The Haggadah is an interesting part of Jewish history—a manuscript used in the Passover Seder. While Pesach has already concluded this year, the Haggadah remains a fascinating way to learn more about Jewish culture and heritage. There are many Haggadahs that have distinguished themselves as important fragments of history, such as the unusual Bird’s Head Haggadah and the well-traveled Sarajevo Haggadah, found in Germany and (initially) Spain, respectively. Spain, in particular, is the site of many great kosher vacations and is a great destination for any kind of Jewish tour seeking to learn more about the past. Spain is also the home of another illustrious Haggadah, a ceremonial text that draws from a variety of artistic sources.

Golden Haggadah | (c)

About the Golden Haggadah

The Golden Haggadah was said to have been made in Catalonia, possibly in the city of Barcelona, Spain. Its inception could be dated to around 1320, and was made using gold leaf (hence its name) and had High Gothic-style drawings. This Paris-based art style resulted in a very medieval look at the historical events recorded in the manuscript. For example, the Egyptian Pharaoh resembles a European king, complete with crown and scepter. Interestingly enough, like the Sarajevo Haggadah, the Golden Haggadah also contains Islamic-style geometric art patterns within it, suggesting that the two illustrators of the manuscript were influenced by a variety of sources. It survived the expulsions of 1492 and ended up in the hands of Jewish poet Joseph Almanzi, becoming part of his collection. Eventually, his collection would end up in the care of the British Museum, where it remains to this day.

The Influence of the Ages

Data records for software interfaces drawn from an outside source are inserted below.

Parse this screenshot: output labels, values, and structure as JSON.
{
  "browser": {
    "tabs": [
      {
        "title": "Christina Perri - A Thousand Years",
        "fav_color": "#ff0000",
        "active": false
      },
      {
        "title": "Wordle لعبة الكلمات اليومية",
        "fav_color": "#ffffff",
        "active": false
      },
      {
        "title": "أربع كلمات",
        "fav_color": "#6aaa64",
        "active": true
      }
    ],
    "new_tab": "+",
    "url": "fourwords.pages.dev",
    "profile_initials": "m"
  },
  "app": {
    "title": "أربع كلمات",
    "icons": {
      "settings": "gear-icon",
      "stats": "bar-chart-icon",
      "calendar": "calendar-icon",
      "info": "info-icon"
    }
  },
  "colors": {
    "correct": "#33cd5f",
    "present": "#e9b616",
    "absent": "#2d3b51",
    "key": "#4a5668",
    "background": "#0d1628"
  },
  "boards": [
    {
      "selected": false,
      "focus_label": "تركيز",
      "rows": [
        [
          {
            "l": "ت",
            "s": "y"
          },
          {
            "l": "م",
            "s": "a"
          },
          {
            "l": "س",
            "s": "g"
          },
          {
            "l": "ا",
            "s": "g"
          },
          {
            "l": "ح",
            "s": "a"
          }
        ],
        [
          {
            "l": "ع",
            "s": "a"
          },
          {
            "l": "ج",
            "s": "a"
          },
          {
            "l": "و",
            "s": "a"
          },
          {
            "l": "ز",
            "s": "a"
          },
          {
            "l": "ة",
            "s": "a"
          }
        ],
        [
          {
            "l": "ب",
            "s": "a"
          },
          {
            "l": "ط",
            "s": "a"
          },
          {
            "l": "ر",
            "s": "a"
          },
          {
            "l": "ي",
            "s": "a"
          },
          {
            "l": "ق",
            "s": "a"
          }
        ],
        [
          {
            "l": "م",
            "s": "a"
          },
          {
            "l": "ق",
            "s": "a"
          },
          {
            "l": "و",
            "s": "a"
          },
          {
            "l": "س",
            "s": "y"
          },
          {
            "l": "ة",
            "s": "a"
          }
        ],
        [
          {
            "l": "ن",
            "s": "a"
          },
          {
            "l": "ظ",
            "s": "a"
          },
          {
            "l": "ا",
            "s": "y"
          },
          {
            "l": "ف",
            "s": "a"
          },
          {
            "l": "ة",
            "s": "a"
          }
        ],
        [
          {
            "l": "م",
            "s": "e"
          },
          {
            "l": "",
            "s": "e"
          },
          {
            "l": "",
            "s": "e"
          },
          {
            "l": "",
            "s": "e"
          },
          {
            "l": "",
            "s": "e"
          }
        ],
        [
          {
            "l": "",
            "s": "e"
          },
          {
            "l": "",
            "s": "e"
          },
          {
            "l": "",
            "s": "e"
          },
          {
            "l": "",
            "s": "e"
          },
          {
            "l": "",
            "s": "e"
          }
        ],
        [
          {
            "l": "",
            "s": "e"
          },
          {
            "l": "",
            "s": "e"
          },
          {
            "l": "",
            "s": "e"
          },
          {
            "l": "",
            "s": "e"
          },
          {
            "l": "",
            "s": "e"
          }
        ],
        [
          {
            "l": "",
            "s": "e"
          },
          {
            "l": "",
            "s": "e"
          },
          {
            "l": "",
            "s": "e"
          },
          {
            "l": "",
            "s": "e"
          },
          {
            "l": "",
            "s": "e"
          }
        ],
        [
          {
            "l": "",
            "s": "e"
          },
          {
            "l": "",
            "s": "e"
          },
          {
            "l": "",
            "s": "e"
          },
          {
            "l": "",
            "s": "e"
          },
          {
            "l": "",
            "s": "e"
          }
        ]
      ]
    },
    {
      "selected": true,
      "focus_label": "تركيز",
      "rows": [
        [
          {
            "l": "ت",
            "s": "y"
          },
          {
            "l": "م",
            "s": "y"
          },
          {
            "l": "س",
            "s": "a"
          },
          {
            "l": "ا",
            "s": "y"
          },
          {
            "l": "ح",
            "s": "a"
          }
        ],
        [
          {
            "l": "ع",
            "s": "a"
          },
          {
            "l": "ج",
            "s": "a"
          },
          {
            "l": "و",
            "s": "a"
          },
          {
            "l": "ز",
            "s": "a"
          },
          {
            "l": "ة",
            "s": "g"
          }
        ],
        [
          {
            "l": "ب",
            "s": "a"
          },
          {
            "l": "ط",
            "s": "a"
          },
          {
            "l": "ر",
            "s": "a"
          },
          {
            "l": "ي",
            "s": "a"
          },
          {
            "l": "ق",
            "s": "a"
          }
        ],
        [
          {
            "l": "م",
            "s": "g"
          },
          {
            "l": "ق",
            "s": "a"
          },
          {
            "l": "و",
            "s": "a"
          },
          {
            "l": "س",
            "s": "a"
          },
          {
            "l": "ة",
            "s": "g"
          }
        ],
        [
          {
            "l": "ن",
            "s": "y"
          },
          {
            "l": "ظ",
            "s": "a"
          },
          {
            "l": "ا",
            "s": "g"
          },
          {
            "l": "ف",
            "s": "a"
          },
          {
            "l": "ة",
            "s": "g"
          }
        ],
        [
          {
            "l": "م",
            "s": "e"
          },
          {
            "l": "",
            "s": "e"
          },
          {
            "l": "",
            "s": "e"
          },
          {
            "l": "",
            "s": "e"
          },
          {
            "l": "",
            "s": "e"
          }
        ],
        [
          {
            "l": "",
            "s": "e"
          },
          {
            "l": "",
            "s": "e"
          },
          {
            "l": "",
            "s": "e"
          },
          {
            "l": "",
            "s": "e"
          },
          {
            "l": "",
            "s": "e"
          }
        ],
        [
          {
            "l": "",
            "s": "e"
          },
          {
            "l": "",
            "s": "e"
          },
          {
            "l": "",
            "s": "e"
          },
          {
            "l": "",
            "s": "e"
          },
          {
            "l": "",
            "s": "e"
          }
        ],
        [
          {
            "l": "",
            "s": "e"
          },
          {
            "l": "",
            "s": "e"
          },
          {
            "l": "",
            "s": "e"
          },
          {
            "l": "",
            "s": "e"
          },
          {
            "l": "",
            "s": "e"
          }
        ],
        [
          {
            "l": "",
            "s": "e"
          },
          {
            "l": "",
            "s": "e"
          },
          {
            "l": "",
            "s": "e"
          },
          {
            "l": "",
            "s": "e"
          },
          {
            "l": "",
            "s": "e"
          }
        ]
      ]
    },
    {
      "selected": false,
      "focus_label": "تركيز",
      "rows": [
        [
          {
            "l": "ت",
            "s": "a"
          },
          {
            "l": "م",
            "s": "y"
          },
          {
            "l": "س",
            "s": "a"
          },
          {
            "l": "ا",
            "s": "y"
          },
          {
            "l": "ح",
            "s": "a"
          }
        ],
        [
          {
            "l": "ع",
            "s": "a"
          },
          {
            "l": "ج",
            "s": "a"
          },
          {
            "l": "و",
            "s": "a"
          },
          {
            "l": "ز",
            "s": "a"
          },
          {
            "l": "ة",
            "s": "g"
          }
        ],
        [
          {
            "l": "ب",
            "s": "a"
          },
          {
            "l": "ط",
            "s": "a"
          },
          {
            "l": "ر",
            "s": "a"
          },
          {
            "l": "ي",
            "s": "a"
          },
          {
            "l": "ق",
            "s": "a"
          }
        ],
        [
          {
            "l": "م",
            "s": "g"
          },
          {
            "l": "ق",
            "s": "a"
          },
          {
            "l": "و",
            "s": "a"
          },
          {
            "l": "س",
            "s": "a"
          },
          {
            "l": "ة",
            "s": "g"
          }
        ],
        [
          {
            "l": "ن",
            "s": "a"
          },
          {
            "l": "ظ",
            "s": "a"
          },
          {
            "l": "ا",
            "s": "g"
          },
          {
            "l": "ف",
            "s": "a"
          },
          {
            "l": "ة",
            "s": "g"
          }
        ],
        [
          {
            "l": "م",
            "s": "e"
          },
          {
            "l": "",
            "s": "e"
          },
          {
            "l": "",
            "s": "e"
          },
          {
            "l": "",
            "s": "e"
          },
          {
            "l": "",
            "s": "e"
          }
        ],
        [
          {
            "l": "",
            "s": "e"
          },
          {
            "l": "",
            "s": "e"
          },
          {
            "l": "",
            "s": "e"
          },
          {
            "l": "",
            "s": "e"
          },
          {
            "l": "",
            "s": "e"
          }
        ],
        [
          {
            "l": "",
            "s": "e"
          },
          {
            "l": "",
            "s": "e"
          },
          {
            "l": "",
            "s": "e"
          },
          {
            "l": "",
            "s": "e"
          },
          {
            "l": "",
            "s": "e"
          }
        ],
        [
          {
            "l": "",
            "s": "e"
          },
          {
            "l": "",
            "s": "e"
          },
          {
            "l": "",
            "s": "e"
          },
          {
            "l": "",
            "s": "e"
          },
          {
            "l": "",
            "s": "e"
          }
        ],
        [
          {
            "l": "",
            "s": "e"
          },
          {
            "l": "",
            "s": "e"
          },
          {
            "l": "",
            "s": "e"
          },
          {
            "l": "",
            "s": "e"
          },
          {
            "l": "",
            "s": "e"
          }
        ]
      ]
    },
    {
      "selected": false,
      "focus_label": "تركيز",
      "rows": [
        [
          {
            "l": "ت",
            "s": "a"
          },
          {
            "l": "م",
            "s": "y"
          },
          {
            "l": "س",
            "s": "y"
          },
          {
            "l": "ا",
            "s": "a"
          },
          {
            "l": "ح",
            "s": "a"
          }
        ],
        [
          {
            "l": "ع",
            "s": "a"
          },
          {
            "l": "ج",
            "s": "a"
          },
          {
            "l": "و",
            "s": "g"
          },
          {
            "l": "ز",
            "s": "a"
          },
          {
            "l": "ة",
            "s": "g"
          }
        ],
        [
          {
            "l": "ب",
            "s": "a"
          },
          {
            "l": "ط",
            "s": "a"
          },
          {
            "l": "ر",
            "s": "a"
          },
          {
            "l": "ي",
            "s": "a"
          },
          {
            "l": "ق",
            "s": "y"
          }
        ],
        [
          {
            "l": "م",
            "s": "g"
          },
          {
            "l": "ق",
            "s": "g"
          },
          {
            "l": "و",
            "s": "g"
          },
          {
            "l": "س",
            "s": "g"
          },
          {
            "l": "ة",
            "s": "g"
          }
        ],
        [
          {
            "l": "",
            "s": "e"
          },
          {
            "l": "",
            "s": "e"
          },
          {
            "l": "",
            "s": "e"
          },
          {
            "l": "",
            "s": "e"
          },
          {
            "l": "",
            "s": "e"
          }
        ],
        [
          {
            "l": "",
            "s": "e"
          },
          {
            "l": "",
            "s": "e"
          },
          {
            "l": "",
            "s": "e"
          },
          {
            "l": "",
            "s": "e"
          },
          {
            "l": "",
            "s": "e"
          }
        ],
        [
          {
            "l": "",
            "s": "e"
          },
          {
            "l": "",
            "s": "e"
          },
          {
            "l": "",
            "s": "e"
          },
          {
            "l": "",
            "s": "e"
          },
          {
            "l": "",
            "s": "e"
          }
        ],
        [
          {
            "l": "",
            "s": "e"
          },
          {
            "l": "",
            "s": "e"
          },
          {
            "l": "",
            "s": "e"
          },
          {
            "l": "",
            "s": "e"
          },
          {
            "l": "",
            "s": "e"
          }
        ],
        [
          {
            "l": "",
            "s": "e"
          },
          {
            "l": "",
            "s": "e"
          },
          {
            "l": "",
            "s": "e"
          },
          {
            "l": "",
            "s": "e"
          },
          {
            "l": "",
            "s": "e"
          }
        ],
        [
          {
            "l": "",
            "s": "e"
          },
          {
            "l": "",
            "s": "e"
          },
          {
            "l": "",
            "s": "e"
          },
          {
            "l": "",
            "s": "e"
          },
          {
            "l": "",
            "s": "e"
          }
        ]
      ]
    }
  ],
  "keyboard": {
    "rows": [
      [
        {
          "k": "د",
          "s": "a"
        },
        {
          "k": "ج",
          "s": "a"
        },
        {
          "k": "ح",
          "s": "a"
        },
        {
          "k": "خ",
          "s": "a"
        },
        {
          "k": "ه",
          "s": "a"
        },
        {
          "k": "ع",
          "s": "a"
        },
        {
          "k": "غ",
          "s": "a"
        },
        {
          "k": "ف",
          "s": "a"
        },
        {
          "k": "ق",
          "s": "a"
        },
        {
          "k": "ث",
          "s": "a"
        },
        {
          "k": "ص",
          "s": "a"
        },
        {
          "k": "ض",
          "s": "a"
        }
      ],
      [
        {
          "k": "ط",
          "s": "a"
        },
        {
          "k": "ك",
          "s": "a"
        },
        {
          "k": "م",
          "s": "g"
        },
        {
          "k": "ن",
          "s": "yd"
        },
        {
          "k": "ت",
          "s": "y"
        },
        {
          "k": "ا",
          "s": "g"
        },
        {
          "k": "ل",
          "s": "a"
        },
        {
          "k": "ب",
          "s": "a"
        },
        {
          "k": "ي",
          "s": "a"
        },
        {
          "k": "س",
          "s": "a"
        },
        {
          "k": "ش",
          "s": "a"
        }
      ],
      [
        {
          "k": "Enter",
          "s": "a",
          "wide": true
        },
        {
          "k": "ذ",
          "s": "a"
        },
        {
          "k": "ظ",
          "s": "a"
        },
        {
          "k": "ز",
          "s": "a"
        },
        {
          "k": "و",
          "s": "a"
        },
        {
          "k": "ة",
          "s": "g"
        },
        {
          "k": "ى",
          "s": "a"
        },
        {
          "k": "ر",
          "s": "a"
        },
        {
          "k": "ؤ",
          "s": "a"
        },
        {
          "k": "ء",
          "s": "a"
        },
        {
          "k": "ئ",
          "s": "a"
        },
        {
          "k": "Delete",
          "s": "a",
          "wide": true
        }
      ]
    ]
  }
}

The Golden Haggadah is a work of art, with striking illuminations and fascinating influences. The exact details of who commissioned it are unknown, although there are some theories. Regardless, the historical context behind this Haggadah conception is interesting and worth looking into. Our Jewish heritage tours through Spain (specifically Salamanca) have illuminated us on certain things, but it’s always amazing to see a manuscript, designed to preserve history, have its own fascinating history and journey through the centuries.